▶ _DIRECTIONS_
Look for the word "this" in the records, and copy each line where it appears.
Top of EXERCISE DATA
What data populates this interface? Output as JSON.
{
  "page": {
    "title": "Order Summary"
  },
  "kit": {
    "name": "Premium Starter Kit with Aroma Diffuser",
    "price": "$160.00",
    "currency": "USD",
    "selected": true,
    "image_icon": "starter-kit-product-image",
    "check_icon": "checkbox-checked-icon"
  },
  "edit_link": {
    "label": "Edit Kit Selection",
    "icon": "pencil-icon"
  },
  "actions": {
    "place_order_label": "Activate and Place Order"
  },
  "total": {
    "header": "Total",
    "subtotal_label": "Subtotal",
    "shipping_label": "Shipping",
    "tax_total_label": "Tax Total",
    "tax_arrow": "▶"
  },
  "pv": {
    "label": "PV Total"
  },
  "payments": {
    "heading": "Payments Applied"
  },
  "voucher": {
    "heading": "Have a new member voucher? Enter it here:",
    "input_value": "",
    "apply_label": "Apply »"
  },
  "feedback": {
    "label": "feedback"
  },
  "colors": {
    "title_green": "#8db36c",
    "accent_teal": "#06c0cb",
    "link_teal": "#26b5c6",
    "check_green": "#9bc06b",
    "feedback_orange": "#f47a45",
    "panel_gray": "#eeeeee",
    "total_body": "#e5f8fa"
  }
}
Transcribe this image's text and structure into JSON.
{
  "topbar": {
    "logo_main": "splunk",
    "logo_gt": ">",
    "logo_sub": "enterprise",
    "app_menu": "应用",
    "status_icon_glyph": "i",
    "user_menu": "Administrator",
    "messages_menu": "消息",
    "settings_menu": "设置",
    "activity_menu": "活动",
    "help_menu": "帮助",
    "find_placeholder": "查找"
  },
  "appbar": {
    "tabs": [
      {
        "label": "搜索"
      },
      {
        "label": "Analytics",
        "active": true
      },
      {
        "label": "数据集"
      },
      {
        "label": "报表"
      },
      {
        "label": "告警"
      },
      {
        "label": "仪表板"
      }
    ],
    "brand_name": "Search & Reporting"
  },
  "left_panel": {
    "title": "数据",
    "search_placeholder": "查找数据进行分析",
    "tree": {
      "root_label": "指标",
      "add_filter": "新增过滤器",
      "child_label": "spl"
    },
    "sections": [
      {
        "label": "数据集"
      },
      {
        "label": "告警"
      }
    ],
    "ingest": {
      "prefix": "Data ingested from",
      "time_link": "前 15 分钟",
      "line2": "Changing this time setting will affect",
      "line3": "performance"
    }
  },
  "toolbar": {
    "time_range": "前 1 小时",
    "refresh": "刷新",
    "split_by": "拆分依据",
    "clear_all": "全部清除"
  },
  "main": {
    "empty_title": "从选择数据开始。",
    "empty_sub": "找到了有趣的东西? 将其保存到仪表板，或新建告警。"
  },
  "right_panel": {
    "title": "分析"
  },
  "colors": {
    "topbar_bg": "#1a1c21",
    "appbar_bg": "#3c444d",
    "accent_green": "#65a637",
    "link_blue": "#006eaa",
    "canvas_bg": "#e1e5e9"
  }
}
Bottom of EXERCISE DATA
▶ _SOLUTION_
What data populates this interface? Output as JSON.
Transcribe this image's text and structure into JSON.
      "line2": "Changing this time setting will affect",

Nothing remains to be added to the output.